Raj Chhabra

Law firms are not your typical third-party suppliers. While some organizations, due to lack of tools and process, can consider them a service supplier, creating a risk.

1.      Attorney Client Privilege

2.      High Risk, High Trust Relationship

3.      Post Termination Risk

4.      Conflicts

1. Confidentiality and Sensitivity of Data: Law firms handle highly sensitive and confidential information, including client data, case strategies, and privileged communications. Ensuring the security of this data while conducting assessments can be challenging.

2. Variability in Technology and Security Practices: Law firms vary significantly in their size, technological infrastructure, and security practices. Smaller firms may not have the same level of resources or sophisticated security measures as larger firms, making standardized assessments more complex.

3. Compliance with Legal and Ethical Standards: Law firms are bound by strict legal and ethical standards, including attorney-client privilege and various compliance requirements (like GDPR, HIPAA, etc.). Cyber security assessments must respect these standards, which can limit the scope and methods of the assessment.

4. Reluctance to Share Information: Law firms may be hesitant to disclose detailed information about their internal systems, vulnerabilities, and security practices due to fear of compromising client confidentiality or revealing proprietary information.

5. Integration with Existing Legal Workflows: Assessing cyber security in a way that integrates seamlessly with the existing legal workflows and technology stacks of law firms can be challenging. The assessment should not disrupt their day-to-day operations.

6. Balancing Security with Accessibility: Law firms require a balance between robust security measures and the need for lawyers to access information quickly and from various locations. This can make it difficult to implement stringent security controls.

7. Cross-Jurisdictional Issues: If the law firm operates in multiple jurisdictions, the assessment must consider varying legal and regulatory requirements regarding data protection and cyber security across these regions.

8. Resource Allocation: Law firms may prioritize legal work over IT and cyber security investments, leading to challenges in ensuring they allocate adequate resources for maintaining robust security measures.

9. Keeping Up with Evolving Threats: The legal industry is increasingly targeted by cyber threats, including phishing, ransomware, and data breaches.

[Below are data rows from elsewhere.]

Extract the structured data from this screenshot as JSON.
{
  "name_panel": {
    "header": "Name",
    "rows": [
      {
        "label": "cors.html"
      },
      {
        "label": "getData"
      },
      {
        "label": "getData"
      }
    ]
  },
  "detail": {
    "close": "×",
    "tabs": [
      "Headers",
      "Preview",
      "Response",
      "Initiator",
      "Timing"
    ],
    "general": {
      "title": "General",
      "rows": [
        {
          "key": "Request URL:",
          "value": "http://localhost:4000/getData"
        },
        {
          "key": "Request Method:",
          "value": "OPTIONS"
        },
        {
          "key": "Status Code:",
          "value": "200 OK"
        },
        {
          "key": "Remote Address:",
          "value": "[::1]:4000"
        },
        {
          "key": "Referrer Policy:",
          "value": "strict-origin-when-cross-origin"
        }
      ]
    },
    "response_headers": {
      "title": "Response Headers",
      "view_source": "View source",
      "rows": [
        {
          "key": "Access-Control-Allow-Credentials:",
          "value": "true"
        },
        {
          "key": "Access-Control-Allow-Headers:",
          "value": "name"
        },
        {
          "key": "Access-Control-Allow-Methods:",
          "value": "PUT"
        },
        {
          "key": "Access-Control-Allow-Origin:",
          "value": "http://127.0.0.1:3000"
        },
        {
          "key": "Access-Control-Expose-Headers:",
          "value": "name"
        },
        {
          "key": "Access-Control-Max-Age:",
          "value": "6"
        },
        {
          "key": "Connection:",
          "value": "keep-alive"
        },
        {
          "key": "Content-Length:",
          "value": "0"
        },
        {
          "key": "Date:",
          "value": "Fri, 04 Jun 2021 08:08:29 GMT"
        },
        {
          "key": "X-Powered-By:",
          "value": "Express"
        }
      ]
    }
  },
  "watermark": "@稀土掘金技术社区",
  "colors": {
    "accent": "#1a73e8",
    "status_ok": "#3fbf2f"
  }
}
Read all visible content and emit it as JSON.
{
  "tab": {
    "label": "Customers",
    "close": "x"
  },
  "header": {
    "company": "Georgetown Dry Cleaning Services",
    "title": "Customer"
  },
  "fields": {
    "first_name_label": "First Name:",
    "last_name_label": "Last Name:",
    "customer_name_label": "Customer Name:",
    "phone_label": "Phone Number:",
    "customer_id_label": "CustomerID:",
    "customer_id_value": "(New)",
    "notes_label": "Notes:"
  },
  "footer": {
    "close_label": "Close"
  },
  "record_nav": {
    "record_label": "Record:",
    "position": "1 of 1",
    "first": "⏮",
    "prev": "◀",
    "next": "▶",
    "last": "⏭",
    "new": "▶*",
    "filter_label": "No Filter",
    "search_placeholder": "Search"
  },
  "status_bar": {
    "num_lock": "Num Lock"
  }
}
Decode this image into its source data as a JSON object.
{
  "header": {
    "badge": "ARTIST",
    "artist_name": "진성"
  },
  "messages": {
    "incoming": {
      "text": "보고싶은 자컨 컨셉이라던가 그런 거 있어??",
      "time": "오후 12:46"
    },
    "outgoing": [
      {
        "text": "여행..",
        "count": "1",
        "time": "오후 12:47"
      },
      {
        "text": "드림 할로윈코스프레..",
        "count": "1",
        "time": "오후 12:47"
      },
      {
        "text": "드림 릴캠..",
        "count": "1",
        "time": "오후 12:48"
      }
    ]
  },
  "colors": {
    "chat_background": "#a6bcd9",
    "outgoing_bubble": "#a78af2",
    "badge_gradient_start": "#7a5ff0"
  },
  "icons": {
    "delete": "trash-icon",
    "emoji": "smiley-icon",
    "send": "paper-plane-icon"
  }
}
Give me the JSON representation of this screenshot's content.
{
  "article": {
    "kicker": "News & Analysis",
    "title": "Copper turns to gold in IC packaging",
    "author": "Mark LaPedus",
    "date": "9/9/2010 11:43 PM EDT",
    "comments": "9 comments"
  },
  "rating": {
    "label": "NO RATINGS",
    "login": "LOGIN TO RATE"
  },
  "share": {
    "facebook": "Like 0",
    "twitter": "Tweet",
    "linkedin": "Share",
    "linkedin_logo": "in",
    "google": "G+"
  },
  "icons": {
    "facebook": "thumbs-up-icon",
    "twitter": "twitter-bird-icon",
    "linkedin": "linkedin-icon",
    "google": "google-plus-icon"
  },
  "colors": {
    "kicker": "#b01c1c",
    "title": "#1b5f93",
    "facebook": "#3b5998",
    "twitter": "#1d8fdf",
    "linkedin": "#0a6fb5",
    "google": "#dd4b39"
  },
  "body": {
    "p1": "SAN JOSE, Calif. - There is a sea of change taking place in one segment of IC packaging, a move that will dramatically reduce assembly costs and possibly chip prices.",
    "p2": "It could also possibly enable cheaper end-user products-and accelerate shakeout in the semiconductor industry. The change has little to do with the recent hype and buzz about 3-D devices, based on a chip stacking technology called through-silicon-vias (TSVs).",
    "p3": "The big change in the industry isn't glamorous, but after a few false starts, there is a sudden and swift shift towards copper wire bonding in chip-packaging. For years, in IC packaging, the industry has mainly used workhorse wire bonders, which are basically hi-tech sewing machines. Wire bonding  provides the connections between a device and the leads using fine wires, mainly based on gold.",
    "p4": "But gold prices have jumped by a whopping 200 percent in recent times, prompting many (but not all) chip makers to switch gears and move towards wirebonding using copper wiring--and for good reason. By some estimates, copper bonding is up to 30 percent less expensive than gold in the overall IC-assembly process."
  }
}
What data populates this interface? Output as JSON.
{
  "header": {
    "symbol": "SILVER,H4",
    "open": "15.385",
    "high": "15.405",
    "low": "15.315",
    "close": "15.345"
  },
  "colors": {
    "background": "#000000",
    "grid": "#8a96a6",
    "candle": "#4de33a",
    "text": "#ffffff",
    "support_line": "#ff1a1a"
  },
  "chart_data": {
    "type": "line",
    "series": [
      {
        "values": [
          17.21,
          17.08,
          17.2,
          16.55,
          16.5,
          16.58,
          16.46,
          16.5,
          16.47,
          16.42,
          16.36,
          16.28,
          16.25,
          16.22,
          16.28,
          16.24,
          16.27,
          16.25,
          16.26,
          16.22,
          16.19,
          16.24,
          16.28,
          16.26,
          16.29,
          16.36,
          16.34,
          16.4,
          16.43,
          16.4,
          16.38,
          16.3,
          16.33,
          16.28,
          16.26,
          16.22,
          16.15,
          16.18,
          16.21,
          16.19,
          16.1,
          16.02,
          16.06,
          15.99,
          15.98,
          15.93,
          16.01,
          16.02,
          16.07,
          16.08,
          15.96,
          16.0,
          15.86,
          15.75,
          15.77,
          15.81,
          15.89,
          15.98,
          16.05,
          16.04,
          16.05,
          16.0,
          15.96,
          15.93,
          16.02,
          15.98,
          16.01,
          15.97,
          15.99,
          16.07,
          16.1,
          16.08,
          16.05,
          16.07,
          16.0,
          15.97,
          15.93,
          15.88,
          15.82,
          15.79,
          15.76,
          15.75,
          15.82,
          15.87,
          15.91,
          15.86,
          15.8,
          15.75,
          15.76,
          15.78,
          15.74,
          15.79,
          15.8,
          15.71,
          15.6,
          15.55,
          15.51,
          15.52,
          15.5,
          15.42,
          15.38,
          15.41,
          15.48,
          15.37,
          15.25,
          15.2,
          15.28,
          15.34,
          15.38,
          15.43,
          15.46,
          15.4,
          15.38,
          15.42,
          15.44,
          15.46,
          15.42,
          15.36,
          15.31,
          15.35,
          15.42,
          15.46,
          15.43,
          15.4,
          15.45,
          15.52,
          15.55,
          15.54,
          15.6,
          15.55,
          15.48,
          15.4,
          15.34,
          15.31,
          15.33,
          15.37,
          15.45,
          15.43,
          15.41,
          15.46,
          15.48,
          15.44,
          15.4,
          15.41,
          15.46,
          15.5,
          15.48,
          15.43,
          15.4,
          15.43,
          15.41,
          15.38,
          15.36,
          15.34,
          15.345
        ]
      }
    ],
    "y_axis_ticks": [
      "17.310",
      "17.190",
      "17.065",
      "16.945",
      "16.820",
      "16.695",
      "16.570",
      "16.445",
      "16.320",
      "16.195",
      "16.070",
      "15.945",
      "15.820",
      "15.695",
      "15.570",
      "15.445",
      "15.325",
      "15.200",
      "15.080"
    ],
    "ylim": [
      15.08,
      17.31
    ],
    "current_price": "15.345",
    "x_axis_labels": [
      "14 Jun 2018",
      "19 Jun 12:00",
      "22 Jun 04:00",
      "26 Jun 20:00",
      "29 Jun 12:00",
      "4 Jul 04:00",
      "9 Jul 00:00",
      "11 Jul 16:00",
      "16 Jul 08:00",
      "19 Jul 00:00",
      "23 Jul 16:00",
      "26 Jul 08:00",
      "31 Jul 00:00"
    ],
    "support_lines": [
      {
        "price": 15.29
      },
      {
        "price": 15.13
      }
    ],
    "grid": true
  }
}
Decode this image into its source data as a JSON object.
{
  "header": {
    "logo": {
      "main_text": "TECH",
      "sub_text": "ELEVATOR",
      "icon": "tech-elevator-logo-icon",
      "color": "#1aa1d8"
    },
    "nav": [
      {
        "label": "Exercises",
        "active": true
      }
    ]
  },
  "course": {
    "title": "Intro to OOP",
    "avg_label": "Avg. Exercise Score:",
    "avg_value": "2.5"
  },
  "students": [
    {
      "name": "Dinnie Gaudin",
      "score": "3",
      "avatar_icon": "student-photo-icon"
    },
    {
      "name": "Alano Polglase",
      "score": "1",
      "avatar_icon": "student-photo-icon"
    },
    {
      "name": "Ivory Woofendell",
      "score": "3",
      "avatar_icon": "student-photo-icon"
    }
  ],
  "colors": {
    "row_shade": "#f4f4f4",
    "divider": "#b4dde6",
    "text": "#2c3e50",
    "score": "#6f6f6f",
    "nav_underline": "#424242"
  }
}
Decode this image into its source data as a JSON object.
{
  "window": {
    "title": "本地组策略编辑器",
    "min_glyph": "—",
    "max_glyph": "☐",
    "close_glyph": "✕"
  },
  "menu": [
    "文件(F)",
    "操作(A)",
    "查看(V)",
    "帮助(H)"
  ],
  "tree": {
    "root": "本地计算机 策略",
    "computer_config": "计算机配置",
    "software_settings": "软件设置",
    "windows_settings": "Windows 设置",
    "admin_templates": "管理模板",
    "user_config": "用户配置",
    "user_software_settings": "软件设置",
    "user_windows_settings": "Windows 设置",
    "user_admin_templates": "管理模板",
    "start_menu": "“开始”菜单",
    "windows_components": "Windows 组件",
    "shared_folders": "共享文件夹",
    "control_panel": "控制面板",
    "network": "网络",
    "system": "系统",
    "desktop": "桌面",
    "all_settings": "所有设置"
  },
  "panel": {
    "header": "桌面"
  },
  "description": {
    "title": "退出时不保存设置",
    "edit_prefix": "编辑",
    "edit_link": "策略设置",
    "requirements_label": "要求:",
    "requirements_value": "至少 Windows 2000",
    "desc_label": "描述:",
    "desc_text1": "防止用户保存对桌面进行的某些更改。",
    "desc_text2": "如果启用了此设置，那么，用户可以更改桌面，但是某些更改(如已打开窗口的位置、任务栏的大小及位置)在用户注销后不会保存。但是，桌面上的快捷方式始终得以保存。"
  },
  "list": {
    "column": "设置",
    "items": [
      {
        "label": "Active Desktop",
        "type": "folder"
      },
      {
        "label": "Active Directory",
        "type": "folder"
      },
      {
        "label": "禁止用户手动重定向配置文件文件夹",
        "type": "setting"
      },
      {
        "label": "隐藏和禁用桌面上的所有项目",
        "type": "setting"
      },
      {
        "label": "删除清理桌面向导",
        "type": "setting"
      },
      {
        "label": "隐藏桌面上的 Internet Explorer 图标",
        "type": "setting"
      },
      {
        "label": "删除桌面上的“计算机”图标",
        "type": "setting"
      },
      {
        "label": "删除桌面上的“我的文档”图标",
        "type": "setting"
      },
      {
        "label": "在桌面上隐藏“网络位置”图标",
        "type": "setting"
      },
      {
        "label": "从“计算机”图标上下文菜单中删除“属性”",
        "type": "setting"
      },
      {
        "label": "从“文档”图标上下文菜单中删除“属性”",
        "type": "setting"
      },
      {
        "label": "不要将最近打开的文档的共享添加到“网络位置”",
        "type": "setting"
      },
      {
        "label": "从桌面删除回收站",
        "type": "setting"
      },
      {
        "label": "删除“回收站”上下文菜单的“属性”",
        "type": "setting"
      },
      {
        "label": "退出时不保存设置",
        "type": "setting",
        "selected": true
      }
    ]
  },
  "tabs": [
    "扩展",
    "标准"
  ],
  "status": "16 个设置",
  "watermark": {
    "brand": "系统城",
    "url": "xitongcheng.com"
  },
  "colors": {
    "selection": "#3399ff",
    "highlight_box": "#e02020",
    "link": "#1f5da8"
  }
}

Continuously updating the assessment to address these evolving threats is necessary but challenging.

Overall, the assessment must be thorough yet respectful of the unique operational, legal, and ethical context in which law firms operate. Collaboration, clear communication, and a mutual understanding of the importance of cyber security are key to successfully conducting these assessments.